• _Task to carry out_
The entries below should be repeated exactly, with no pictures carried over.

[Website and app data records]
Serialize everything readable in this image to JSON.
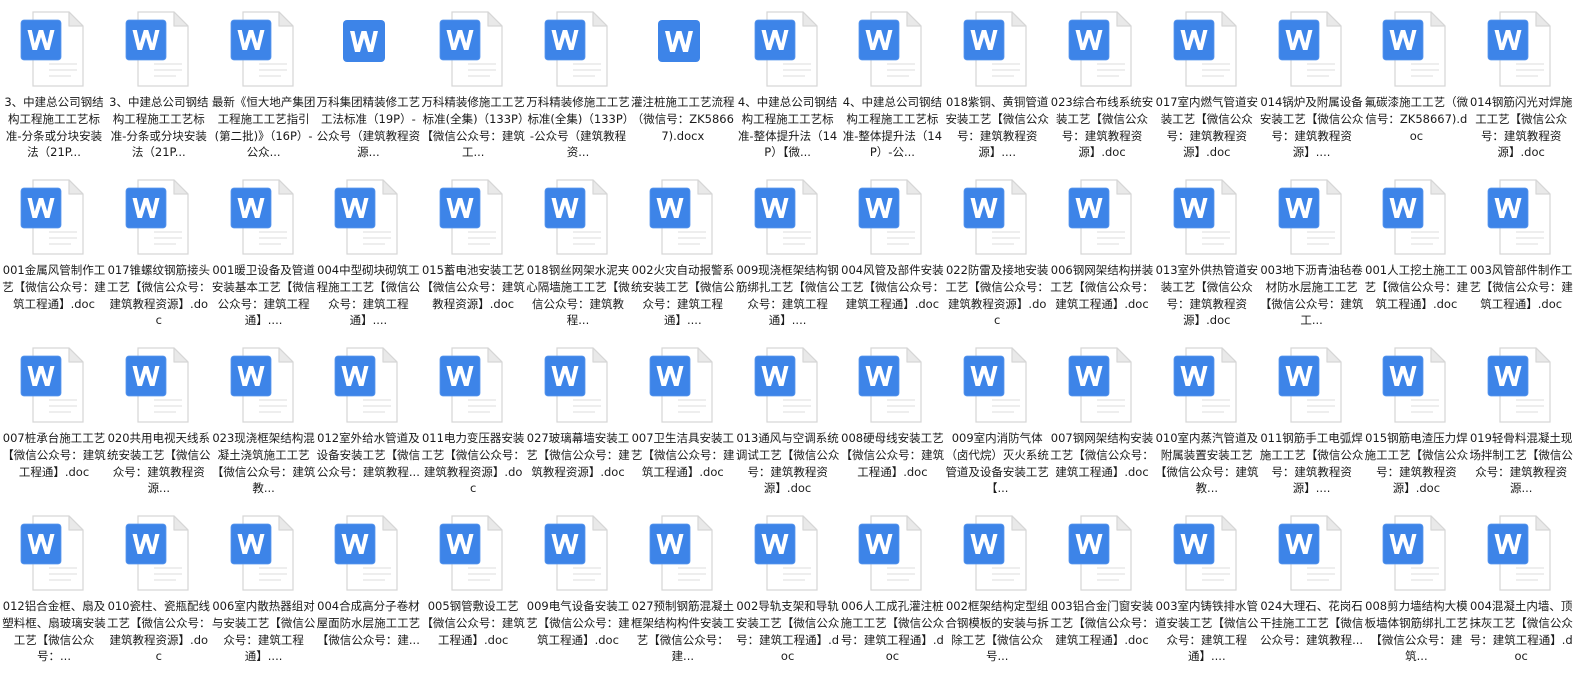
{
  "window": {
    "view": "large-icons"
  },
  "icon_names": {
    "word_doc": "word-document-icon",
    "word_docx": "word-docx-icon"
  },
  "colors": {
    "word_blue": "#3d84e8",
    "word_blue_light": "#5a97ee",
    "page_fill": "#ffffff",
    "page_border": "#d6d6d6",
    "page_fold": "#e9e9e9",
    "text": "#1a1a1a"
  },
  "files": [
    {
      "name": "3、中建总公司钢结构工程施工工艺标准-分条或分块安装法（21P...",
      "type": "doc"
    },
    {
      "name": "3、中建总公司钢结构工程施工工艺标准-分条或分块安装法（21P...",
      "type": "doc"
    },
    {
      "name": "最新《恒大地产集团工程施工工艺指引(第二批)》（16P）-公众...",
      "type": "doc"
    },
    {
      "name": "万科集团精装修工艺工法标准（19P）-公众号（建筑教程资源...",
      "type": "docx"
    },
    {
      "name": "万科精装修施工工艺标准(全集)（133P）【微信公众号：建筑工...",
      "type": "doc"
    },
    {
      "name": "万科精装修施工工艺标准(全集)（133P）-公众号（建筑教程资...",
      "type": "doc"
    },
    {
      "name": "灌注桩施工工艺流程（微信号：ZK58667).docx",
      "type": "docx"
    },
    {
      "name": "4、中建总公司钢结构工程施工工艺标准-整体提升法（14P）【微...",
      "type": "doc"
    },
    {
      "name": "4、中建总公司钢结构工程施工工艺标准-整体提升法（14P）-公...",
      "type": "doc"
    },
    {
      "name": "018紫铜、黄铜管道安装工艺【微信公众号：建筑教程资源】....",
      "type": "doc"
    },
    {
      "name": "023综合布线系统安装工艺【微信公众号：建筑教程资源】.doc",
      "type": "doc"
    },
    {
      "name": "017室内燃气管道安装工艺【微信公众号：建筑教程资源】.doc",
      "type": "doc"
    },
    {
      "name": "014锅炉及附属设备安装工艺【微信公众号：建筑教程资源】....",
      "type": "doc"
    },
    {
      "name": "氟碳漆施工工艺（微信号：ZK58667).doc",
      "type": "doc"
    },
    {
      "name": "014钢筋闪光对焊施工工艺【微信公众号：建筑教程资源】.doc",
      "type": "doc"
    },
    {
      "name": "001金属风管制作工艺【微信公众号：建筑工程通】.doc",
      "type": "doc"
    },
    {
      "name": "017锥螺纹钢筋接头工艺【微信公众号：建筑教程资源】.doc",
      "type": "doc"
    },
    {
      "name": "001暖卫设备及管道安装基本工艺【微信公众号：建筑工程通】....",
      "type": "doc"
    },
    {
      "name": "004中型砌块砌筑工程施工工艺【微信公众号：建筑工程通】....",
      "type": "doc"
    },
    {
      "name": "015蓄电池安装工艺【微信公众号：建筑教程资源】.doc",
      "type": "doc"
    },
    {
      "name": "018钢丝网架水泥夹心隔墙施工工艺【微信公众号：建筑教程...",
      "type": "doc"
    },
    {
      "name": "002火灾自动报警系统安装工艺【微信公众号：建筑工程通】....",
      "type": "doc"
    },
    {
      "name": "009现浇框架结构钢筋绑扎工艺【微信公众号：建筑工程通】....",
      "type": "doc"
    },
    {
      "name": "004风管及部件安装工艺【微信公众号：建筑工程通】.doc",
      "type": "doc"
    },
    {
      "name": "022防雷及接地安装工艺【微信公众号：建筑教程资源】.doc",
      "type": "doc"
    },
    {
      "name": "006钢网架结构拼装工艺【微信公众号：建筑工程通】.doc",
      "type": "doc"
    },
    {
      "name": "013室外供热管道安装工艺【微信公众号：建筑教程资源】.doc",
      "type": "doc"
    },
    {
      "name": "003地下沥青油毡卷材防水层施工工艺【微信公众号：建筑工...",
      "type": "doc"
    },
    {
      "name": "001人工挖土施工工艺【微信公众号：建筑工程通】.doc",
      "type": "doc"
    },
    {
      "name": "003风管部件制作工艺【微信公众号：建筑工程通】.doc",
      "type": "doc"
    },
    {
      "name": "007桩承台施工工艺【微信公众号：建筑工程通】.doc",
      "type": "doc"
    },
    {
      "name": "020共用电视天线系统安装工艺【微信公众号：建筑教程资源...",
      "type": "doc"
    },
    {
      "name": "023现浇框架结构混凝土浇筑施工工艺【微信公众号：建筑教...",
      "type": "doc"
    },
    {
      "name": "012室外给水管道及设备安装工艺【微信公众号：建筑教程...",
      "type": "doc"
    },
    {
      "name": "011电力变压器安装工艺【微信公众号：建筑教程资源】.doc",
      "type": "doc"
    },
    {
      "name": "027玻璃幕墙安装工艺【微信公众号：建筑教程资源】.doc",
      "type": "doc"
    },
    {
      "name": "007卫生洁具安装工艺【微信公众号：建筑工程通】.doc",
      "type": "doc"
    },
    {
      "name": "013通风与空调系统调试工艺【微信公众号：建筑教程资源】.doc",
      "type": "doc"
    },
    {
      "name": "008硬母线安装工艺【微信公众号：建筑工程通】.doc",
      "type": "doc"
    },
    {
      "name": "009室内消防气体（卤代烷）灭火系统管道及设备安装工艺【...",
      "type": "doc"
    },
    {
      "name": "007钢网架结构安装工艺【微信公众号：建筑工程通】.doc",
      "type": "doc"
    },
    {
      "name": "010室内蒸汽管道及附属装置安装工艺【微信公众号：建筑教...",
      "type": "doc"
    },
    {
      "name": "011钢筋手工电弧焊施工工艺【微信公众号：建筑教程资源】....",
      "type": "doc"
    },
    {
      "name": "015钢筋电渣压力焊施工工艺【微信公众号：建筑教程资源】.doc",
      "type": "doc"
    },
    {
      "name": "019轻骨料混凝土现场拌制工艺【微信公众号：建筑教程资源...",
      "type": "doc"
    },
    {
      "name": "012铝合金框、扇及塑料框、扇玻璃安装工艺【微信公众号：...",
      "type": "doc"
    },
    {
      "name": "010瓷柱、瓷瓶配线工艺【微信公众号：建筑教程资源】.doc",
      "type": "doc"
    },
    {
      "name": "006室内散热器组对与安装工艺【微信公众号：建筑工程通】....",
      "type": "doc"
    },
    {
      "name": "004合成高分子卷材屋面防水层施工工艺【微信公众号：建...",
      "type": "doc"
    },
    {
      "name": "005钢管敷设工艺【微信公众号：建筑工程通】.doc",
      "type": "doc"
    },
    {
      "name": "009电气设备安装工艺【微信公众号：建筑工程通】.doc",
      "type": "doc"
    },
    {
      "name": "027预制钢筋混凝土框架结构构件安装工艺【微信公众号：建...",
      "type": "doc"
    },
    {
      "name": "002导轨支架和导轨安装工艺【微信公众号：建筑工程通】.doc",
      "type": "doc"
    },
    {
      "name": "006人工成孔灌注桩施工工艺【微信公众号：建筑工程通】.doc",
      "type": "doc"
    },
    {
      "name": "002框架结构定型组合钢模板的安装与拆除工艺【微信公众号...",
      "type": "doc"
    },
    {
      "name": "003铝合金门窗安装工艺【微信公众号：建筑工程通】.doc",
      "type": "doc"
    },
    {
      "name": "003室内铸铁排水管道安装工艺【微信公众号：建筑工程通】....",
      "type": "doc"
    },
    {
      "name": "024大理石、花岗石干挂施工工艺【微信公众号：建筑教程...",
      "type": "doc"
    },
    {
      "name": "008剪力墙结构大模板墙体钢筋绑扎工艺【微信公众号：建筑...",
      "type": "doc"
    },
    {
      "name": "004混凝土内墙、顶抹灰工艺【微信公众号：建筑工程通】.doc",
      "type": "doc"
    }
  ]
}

• _Written solution_
Serialize everything readable in this image to JSON.
{
  "window": {
    "view": "large-icons"
  },
  "icon_names": {
    "word_doc": "word-document-icon",
    "word_docx": "word-docx-icon"
  },
  "colors": {
    "word_blue": "#3d84e8",
    "word_blue_light": "#5a97ee",
    "page_fill": "#ffffff",
    "page_border": "#d6d6d6",
    "page_fold": "#e9e9e9",
    "text": "#1a1a1a"
  },
  "files": [
    {
      "name": "3、中建总公司钢结构工程施工工艺标准-分条或分块安装法（21P...",
      "type": "doc"
    },
    {
      "name": "3、中建总公司钢结构工程施工工艺标准-分条或分块安装法（21P...",
      "type": "doc"
    },
    {
      "name": "最新《恒大地产集团工程施工工艺指引(第二批)》（16P）-公众...",
      "type": "doc"
    },
    {
      "name": "万科集团精装修工艺工法标准（19P）-公众号（建筑教程资源...",
      "type": "docx"
    },
    {
      "name": "万科精装修施工工艺标准(全集)（133P）【微信公众号：建筑工...",
      "type": "doc"
    },
    {
      "name": "万科精装修施工工艺标准(全集)（133P）-公众号（建筑教程资...",
      "type": "doc"
    },
    {
      "name": "灌注桩施工工艺流程（微信号：ZK58667).docx",
      "type": "docx"
    },
    {
      "name": "4、中建总公司钢结构工程施工工艺标准-整体提升法（14P）【微...",
      "type": "doc"
    },
    {
      "name": "4、中建总公司钢结构工程施工工艺标准-整体提升法（14P）-公...",
      "type": "doc"
    },
    {
      "name": "018紫铜、黄铜管道安装工艺【微信公众号：建筑教程资源】....",
      "type": "doc"
    },
    {
      "name": "023综合布线系统安装工艺【微信公众号：建筑教程资源】.doc",
      "type": "doc"
    },
    {
      "name": "017室内燃气管道安装工艺【微信公众号：建筑教程资源】.doc",
      "type": "doc"
    },
    {
      "name": "014锅炉及附属设备安装工艺【微信公众号：建筑教程资源】....",
      "type": "doc"
    },
    {
      "name": "氟碳漆施工工艺（微信号：ZK58667).doc",
      "type": "doc"
    },
    {
      "name": "014钢筋闪光对焊施工工艺【微信公众号：建筑教程资源】.doc",
      "type": "doc"
    },
    {
      "name": "001金属风管制作工艺【微信公众号：建筑工程通】.doc",
      "type": "doc"
    },
    {
      "name": "017锥螺纹钢筋接头工艺【微信公众号：建筑教程资源】.doc",
      "type": "doc"
    },
    {
      "name": "001暖卫设备及管道安装基本工艺【微信公众号：建筑工程通】....",
      "type": "doc"
    },
    {
      "name": "004中型砌块砌筑工程施工工艺【微信公众号：建筑工程通】....",
      "type": "doc"
    },
    {
      "name": "015蓄电池安装工艺【微信公众号：建筑教程资源】.doc",
      "type": "doc"
    },
    {
      "name": "018钢丝网架水泥夹心隔墙施工工艺【微信公众号：建筑教程...",
      "type": "doc"
    },
    {
      "name": "002火灾自动报警系统安装工艺【微信公众号：建筑工程通】....",
      "type": "doc"
    },
    {
      "name": "009现浇框架结构钢筋绑扎工艺【微信公众号：建筑工程通】....",
      "type": "doc"
    },
    {
      "name": "004风管及部件安装工艺【微信公众号：建筑工程通】.doc",
      "type": "doc"
    },
    {
      "name": "022防雷及接地安装工艺【微信公众号：建筑教程资源】.doc",
      "type": "doc"
    },
    {
      "name": "006钢网架结构拼装工艺【微信公众号：建筑工程通】.doc",
      "type": "doc"
    },
    {
      "name": "013室外供热管道安装工艺【微信公众号：建筑教程资源】.doc",
      "type": "doc"
    },
    {
      "name": "003地下沥青油毡卷材防水层施工工艺【微信公众号：建筑工...",
      "type": "doc"
    },
    {
      "name": "001人工挖土施工工艺【微信公众号：建筑工程通】.doc",
      "type": "doc"
    },
    {
      "name": "003风管部件制作工艺【微信公众号：建筑工程通】.doc",
      "type": "doc"
    },
    {
      "name": "007桩承台施工工艺【微信公众号：建筑工程通】.doc",
      "type": "doc"
    },
    {
      "name": "020共用电视天线系统安装工艺【微信公众号：建筑教程资源...",
      "type": "doc"
    },
    {
      "name": "023现浇框架结构混凝土浇筑施工工艺【微信公众号：建筑教...",
      "type": "doc"
    },
    {
      "name": "012室外给水管道及设备安装工艺【微信公众号：建筑教程...",
      "type": "doc"
    },
    {
      "name": "011电力变压器安装工艺【微信公众号：建筑教程资源】.doc",
      "type": "doc"
    },
    {
      "name": "027玻璃幕墙安装工艺【微信公众号：建筑教程资源】.doc",
      "type": "doc"
    },
    {
      "name": "007卫生洁具安装工艺【微信公众号：建筑工程通】.doc",
      "type": "doc"
    },
    {
      "name": "013通风与空调系统调试工艺【微信公众号：建筑教程资源】.doc",
      "type": "doc"
    },
    {
      "name": "008硬母线安装工艺【微信公众号：建筑工程通】.doc",
      "type": "doc"
    },
    {
      "name": "009室内消防气体（卤代烷）灭火系统管道及设备安装工艺【...",
      "type": "doc"
    },
    {
      "name": "007钢网架结构安装工艺【微信公众号：建筑工程通】.doc",
      "type": "doc"
    },
    {
      "name": "010室内蒸汽管道及附属装置安装工艺【微信公众号：建筑教...",
      "type": "doc"
    },
    {
      "name": "011钢筋手工电弧焊施工工艺【微信公众号：建筑教程资源】....",
      "type": "doc"
    },
    {
      "name": "015钢筋电渣压力焊施工工艺【微信公众号：建筑教程资源】.doc",
      "type": "doc"
    },
    {
      "name": "019轻骨料混凝土现场拌制工艺【微信公众号：建筑教程资源...",
      "type": "doc"
    },
    {
      "name": "012铝合金框、扇及塑料框、扇玻璃安装工艺【微信公众号：...",
      "type": "doc"
    },
    {
      "name": "010瓷柱、瓷瓶配线工艺【微信公众号：建筑教程资源】.doc",
      "type": "doc"
    },
    {
      "name": "006室内散热器组对与安装工艺【微信公众号：建筑工程通】....",
      "type": "doc"
    },
    {
      "name": "004合成高分子卷材屋面防水层施工工艺【微信公众号：建...",
      "type": "doc"
    },
    {
      "name": "005钢管敷设工艺【微信公众号：建筑工程通】.doc",
      "type": "doc"
    },
    {
      "name": "009电气设备安装工艺【微信公众号：建筑工程通】.doc",
      "type": "doc"
    },
    {
      "name": "027预制钢筋混凝土框架结构构件安装工艺【微信公众号：建...",
      "type": "doc"
    },
    {
      "name": "002导轨支架和导轨安装工艺【微信公众号：建筑工程通】.doc",
      "type": "doc"
    },
    {
      "name": "006人工成孔灌注桩施工工艺【微信公众号：建筑工程通】.doc",
      "type": "doc"
    },
    {
      "name": "002框架结构定型组合钢模板的安装与拆除工艺【微信公众号...",
      "type": "doc"
    },
    {
      "name": "003铝合金门窗安装工艺【微信公众号：建筑工程通】.doc",
      "type": "doc"
    },
    {
      "name": "003室内铸铁排水管道安装工艺【微信公众号：建筑工程通】....",
      "type": "doc"
    },
    {
      "name": "024大理石、花岗石干挂施工工艺【微信公众号：建筑教程...",
      "type": "doc"
    },
    {
      "name": "008剪力墙结构大模板墙体钢筋绑扎工艺【微信公众号：建筑...",
      "type": "doc"
    },
    {
      "name": "004混凝土内墙、顶抹灰工艺【微信公众号：建筑工程通】.doc",
      "type": "doc"
    }
  ]
}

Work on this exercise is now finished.